AIM OF THE EXERCISE: Search the material below for the string "General". Return every line that holds it.

RECORDS:
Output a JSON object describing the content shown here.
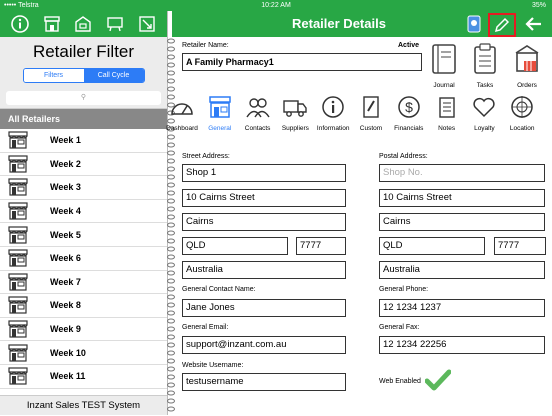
{
  "status": {
    "carrier": "••••• Telstra",
    "time": "10:22 AM",
    "battery": "35%"
  },
  "left": {
    "title": "Retailer Filter",
    "segments": [
      "Filters",
      "Call Cycle"
    ],
    "all_label": "All Retailers",
    "weeks": [
      "Week 1",
      "Week 2",
      "Week 3",
      "Week 4",
      "Week 5",
      "Week 6",
      "Week 7",
      "Week 8",
      "Week 9",
      "Week 10",
      "Week 11"
    ],
    "footer": "Inzant Sales TEST System"
  },
  "right": {
    "title": "Retailer Details",
    "retailer_name_label": "Retailer Name:",
    "active_label": "Active",
    "retailer_name": "A Family Pharmacy1",
    "actions": [
      "Journal",
      "Tasks",
      "Orders"
    ],
    "tabs": [
      "Dashboard",
      "General",
      "Contacts",
      "Suppliers",
      "Information",
      "Custom",
      "Financials",
      "Notes",
      "Loyalty",
      "Location"
    ],
    "street_label": "Street Address:",
    "postal_label": "Postal Address:",
    "street": {
      "line1": "Shop 1",
      "line2": "10 Cairns Street",
      "city": "Cairns",
      "state": "QLD",
      "postcode": "7777",
      "country": "Australia"
    },
    "postal": {
      "line1_placeholder": "Shop No.",
      "line2": "10 Cairns Street",
      "city": "Cairns",
      "state": "QLD",
      "postcode": "7777",
      "country": "Australia"
    },
    "contact_label": "General Contact Name:",
    "contact": "Jane Jones",
    "phone_label": "General Phone:",
    "phone": "12 1234 1237",
    "email_label": "General Email:",
    "email": "support@inzant.com.au",
    "fax_label": "General Fax:",
    "fax": "12 1234 22256",
    "web_label": "Website Username:",
    "web": "testusername",
    "web_enabled_label": "Web Enabled"
  },
  "colors": {
    "green": "#28a745",
    "blue": "#2d7cf6",
    "highlight": "#e51c23"
  }
}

ANSWER TO THIS PROBLEM:
      "General",
    "contact_label": "General Contact Name:",
    "phone_label": "General Phone:",
    "email_label": "General Email:",
    "fax_label": "General Fax:",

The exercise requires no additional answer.